largest building among the other buildings. Karang Asem Building also has a
different shape with a non-storied roof. In this building, everything on display
is focused on the ‘Cili’ icon. Cili itself is a symbol of a woman with a
pointed face, a slightly widened and sometimes pointed head, ears wearing large
earrings and a slender waist. Cili's feet are never clearly shown.
Apart from learning the meaning of Cili as a symbol of
fertility and the worship of Dewi Sri, we can also see various ceremonial tools
used in the process of praying for Hindus in Bali.
The last building is the Tabanan Building. In the front
hall, various types of dances and forms of barong are exhibited.
In the Tabanan Building, we can see various keris and their
sheaths. We can also know the function of the keris in Balinese life as a
The king's bath which is now a fish pond is the final route
of my visit to the Bali Museum. Historical developments from time to time
really touched the heart. Likewise the struggles of warriors in the past. All
of them write implicit notes in the traces left behind.

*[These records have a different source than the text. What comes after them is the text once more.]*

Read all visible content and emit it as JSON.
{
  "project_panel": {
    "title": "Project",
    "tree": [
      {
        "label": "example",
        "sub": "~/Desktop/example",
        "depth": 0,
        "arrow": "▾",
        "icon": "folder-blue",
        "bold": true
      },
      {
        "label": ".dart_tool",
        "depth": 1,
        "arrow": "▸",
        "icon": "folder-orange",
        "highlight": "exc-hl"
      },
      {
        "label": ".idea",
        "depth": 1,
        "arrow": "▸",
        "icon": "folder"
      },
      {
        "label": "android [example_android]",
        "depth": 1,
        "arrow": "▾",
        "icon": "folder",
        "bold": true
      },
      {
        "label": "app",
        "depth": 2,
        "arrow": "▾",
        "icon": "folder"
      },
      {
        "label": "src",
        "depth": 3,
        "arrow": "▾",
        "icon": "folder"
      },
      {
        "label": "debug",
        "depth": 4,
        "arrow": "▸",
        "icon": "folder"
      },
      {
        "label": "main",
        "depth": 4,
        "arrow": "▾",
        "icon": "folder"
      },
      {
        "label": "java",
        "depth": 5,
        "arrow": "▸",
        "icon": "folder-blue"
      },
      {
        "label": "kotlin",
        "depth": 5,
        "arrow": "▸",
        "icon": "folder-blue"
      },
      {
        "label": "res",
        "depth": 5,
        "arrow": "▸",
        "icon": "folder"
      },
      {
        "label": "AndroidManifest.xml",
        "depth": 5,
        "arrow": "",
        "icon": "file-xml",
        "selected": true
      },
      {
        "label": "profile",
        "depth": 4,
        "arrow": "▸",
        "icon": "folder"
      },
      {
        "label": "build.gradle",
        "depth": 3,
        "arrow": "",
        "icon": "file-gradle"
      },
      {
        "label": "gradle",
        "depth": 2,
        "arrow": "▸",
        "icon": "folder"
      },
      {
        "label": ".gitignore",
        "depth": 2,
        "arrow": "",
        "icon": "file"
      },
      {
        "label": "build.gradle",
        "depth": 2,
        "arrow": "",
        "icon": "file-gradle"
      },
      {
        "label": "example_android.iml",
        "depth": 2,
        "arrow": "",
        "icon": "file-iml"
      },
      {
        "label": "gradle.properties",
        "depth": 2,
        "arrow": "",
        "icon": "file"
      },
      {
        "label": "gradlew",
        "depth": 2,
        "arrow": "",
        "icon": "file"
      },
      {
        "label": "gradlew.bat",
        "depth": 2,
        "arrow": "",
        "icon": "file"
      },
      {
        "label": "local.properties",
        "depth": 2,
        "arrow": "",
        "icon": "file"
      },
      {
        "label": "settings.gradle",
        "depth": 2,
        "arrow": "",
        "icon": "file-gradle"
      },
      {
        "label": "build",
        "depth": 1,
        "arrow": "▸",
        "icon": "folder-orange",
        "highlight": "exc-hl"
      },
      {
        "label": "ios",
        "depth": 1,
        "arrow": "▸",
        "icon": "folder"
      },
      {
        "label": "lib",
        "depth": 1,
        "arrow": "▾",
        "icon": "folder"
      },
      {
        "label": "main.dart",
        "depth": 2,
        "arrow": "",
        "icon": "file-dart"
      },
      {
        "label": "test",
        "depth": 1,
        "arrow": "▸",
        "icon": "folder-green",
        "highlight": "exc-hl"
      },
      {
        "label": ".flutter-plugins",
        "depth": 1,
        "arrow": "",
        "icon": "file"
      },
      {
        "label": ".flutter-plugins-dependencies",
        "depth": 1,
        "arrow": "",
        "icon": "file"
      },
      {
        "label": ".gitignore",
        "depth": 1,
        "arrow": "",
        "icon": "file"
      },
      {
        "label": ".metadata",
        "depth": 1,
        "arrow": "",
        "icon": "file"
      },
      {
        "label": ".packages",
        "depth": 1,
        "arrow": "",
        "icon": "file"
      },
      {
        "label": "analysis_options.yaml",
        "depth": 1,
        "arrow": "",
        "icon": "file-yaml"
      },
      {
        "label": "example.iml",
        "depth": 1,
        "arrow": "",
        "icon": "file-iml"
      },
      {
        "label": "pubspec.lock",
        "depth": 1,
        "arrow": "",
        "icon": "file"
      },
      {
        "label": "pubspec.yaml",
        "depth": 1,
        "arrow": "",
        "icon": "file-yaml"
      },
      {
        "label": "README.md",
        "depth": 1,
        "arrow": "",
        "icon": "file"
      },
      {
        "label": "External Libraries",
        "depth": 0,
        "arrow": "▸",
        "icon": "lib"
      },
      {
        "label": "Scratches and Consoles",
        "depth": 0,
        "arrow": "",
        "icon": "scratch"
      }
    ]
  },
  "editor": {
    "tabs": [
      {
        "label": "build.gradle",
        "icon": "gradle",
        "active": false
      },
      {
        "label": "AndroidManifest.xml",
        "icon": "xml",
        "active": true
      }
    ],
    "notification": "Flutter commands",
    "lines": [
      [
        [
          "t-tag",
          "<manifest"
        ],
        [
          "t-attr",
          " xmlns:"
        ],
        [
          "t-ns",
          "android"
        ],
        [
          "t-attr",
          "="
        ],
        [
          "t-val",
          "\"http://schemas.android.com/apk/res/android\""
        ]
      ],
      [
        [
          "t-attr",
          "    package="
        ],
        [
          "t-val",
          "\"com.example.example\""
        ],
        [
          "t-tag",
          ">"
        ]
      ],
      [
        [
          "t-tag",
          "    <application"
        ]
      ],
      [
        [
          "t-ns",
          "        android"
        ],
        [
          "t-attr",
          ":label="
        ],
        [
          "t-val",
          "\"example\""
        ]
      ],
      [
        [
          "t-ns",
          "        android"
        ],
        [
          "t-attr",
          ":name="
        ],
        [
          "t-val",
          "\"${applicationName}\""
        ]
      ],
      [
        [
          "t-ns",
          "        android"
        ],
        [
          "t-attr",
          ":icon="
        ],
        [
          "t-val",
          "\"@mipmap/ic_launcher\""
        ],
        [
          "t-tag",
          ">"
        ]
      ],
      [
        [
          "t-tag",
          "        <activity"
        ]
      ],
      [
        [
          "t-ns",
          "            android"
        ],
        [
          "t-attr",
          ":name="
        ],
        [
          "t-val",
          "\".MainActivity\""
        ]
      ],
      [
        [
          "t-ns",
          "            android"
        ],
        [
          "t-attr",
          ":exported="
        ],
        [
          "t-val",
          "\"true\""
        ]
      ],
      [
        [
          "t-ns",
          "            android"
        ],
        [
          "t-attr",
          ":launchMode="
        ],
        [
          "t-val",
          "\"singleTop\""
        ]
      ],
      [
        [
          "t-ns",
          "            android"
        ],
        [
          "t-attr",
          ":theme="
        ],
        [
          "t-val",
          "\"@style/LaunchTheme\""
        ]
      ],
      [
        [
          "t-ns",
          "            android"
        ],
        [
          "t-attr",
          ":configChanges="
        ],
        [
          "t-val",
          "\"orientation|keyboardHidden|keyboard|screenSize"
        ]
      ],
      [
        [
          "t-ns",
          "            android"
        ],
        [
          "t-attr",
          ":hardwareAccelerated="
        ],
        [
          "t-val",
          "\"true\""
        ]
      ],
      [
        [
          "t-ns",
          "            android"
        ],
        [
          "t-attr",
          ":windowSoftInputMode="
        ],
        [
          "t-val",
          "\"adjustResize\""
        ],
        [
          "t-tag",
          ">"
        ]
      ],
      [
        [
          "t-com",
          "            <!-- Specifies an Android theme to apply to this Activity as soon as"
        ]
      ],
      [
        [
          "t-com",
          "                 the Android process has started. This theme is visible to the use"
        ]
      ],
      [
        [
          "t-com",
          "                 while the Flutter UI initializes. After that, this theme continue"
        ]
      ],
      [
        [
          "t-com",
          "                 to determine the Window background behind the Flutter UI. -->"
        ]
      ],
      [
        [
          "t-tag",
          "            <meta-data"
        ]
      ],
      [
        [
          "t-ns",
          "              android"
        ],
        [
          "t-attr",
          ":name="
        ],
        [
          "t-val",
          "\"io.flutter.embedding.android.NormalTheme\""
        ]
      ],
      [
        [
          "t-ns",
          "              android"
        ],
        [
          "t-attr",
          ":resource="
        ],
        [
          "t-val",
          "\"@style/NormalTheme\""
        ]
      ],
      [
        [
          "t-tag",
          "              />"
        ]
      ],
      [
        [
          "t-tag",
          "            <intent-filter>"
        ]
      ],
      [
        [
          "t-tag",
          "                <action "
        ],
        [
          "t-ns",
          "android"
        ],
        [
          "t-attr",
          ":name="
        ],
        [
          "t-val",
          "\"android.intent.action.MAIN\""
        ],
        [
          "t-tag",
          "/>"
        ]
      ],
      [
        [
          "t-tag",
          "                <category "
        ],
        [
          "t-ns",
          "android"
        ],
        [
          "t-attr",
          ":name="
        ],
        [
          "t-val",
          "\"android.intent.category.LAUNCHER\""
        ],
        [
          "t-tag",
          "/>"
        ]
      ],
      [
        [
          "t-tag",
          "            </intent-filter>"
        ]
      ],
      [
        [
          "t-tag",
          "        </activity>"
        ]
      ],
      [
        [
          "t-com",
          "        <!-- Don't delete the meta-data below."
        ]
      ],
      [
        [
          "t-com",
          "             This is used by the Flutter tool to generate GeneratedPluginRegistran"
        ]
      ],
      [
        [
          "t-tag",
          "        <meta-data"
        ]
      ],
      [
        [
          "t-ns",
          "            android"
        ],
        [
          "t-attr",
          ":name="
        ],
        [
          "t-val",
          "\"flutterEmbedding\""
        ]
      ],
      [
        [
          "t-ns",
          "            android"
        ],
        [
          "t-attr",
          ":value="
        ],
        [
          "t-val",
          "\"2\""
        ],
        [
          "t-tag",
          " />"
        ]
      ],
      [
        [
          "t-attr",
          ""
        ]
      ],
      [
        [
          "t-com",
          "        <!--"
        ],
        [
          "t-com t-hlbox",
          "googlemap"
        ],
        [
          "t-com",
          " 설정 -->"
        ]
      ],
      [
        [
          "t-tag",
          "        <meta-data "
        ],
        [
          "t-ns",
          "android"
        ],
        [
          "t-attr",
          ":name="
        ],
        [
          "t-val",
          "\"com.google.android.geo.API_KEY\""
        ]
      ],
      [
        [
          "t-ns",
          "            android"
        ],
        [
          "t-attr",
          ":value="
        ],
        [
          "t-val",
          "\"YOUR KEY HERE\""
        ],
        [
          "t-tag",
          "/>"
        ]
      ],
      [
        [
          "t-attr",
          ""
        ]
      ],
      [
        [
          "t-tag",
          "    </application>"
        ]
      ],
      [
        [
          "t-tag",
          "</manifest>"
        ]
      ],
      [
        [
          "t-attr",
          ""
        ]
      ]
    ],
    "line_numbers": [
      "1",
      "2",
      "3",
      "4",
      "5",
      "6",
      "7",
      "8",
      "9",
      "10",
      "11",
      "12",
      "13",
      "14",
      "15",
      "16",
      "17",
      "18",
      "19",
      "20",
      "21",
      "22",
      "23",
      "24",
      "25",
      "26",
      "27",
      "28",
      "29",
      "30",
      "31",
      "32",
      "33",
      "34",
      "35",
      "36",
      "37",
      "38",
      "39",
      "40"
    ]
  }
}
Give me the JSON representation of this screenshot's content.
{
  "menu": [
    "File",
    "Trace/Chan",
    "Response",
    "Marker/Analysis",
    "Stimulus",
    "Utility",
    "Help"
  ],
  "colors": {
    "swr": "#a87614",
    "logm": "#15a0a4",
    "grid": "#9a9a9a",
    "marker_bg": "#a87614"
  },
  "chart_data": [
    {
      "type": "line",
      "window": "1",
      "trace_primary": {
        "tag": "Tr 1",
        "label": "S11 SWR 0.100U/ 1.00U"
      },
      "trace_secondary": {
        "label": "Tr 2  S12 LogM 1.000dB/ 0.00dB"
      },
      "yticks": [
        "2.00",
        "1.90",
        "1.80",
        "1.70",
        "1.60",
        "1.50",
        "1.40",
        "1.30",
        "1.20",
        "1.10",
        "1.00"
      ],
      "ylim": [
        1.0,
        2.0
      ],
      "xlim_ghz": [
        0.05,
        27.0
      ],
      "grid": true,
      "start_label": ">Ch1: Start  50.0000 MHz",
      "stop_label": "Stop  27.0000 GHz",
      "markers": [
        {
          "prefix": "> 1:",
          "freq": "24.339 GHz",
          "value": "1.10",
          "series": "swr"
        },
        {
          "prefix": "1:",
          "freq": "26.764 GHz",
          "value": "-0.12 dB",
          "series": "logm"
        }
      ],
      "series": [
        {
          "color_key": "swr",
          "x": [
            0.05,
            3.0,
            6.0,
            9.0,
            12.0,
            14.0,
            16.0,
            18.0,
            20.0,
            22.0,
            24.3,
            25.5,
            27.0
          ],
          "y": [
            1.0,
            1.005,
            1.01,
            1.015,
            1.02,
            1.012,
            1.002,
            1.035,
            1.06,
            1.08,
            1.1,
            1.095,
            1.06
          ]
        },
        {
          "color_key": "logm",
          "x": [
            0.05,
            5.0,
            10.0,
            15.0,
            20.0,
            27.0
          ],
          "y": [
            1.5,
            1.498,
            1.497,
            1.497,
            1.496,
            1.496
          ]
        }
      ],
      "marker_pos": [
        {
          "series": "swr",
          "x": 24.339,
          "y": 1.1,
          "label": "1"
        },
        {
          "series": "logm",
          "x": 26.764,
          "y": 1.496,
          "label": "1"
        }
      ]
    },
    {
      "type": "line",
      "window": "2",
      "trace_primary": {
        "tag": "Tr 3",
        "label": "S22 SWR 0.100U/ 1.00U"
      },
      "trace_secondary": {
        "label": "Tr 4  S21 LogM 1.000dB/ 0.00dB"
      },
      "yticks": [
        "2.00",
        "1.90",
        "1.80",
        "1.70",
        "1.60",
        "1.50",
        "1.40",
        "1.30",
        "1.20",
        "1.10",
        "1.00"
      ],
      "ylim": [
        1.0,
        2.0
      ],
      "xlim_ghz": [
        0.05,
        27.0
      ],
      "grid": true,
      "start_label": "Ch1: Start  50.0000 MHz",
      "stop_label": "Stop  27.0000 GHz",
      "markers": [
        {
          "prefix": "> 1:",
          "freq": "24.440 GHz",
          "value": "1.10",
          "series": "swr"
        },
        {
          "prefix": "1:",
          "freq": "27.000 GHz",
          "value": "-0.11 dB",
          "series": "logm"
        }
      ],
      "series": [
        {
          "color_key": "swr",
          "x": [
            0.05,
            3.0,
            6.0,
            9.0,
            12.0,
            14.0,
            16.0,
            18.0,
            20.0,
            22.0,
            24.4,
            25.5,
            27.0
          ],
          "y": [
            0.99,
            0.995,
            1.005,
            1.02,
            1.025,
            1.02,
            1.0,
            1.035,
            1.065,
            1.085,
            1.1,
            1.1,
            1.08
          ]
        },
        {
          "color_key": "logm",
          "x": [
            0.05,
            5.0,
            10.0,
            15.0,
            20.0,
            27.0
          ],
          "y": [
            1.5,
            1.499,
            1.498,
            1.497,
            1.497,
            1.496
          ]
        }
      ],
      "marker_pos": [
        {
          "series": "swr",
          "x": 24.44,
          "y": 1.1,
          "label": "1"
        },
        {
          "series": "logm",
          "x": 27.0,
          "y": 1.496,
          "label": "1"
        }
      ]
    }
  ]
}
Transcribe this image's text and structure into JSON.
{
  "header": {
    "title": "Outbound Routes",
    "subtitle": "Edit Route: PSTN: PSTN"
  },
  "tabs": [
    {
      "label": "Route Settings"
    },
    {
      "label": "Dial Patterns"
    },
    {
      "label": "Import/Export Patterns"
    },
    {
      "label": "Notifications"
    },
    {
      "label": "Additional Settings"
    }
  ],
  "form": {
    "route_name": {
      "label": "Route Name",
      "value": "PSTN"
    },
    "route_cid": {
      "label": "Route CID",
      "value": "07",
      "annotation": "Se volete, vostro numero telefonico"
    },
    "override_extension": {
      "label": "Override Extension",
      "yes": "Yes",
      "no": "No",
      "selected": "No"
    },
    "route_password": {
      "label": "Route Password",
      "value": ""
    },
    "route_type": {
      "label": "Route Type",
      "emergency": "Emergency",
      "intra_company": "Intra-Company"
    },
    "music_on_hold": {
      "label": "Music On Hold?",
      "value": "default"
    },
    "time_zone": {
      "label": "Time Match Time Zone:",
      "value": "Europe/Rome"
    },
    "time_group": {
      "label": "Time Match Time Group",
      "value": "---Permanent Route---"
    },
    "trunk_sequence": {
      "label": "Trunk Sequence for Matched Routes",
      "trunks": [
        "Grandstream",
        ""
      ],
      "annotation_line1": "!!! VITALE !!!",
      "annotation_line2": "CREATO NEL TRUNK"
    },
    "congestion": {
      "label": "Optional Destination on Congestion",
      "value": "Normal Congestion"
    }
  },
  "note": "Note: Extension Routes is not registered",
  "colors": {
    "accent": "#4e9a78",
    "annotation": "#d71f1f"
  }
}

The Museum Bali is a physical representation of the rich history, art, and culture of Bali. Visitors have a rare chance to fully experience the island's rich past, which ranges from ancient archaeological discoveries to modern artistic interpretations.
Keeping a place like Museum Bali are more crucial than ever in preserving Bali's distinctive identity as the island keeps developing. So, if you ever find yourself in this tropical haven, be sure to set aside some time to peruse the Museum Bali's fascinating exhibitions and take a trip through the heart and soul of Bali.